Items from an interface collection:
[Start of section]

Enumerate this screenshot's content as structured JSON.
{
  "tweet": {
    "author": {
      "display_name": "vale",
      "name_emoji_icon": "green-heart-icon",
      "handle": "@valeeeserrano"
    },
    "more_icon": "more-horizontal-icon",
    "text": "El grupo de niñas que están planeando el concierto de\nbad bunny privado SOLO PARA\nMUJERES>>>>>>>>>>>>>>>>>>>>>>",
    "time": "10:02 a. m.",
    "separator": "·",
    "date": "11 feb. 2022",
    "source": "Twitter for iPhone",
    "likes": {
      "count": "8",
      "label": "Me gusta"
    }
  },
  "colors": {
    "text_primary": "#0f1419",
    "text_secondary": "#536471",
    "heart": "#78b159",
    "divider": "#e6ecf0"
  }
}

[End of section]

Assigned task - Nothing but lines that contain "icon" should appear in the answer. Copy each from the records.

Response to this task -
      "name_emoji_icon": "green-heart-icon",
    "more_icon": "more-horizontal-icon",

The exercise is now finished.